Environmental Services Partner, Community Hospital East
Thousands of lives are saved in hospitals every year—it kind of goes with the territory—but usually that privilege is reserved for physicians and nursing staff. Elizabeth Ann White, an environmental services partner at Community Hospital East, isn’t a nurse or doctor, but she has proven that a willingness to help and the ability to keep a cool head during a crisis are sometimes every bit as effective as medical credentials.
It happened one day last August. White, 40, opened a beverage for a patient so she could enjoy her meal. Then she resumed cleaning the patient’s bathroom. Moments later she heard the patient beating on the bedside table. White rushed back into the room. “I saw her face was turning blue,” White said. “I didn’t call anyone. I didn’t want to frighten her—or me. I just pushed her bedside table back, let the bed up and started the Heimlich on her. I just did it!”
White called for the on-duty nurse once she knew the patient was OK and able to talk. “Then we both started crying,” White said. “She told me I was her hero.”
The grateful patient reported the life-saving deed to White’s boss. She also called her children and asked them to come in and meet White and thank her themselves.

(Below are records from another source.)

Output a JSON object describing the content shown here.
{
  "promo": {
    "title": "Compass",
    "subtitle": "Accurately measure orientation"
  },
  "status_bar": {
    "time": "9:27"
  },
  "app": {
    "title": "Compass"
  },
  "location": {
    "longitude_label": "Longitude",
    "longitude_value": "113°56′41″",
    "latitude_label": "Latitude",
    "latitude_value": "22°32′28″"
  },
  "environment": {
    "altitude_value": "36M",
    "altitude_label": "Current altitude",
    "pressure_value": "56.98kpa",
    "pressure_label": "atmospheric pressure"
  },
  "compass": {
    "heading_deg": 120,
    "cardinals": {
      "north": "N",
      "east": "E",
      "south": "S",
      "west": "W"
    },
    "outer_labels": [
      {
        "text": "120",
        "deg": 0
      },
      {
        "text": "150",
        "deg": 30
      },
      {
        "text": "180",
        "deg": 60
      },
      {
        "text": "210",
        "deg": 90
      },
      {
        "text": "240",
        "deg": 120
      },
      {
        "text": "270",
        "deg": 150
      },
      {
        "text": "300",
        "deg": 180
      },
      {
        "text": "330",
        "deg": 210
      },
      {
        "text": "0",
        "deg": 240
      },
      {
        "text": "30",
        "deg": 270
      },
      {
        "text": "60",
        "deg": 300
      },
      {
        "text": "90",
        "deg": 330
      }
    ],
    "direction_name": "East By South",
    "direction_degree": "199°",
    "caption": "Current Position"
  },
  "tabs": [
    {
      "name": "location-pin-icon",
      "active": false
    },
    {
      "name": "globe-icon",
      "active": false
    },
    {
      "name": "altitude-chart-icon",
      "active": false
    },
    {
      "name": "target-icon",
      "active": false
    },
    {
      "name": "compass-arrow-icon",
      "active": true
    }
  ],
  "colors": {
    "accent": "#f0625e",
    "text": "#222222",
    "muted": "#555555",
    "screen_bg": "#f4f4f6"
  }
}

White shrugs off any talk that she “went above and beyond.” “I believe patient care is everybody’s job,” she said. “I’m just glad I was there and able to do what I did.” She considers herself the lucky one. “I gained a lifetime friend,” she said. We still talk to each other to this day.”
“Elizabeth exemplifies what we mean when we say everyone is a part of the health care team,” said Robin Ledyard, M.D., president of Community Hospital East.
White started working at Community East in 2000 at the suggestion of her father, Frederick, a shipping and receiving supervisor who worked at Community for 43 years. Prior to that she had worked in the hospitality industry, but she was searching for more meaningful employment. “I wanted to gain a different experience, and I’m glad that I chose Community Health Network as my place of employment,” she said.
White admires the nurses on her floor and has learned a lot from them. “They are my family while I’m at work, and we work as a team,” she said. In 2009 she began working toward her nursing degree at Ivy Tech. Soon afterward her father became ill with lung cancer and White had to put her nursing classes aside to help care for him. It’s not the first time White has experienced tragedy—she lost her mother to lung cancer and her oldest son to bone cancer.
Saving the patient’s life has also saved her. “All this has motivated me to hurry up and go back to school,” she said. It’s made me push more.” Her 15-year-old son also plans to work in the health care field. “He wants to be a pediatrician,” she said. “He wants to help sick kids.”
Meanwhile, White is continuing to live out her philosophy of life each day: Always try to help out. Always try to give.
“She meets my definition of a hero,” said Bryan Mills, president and CEO of Community Health Network.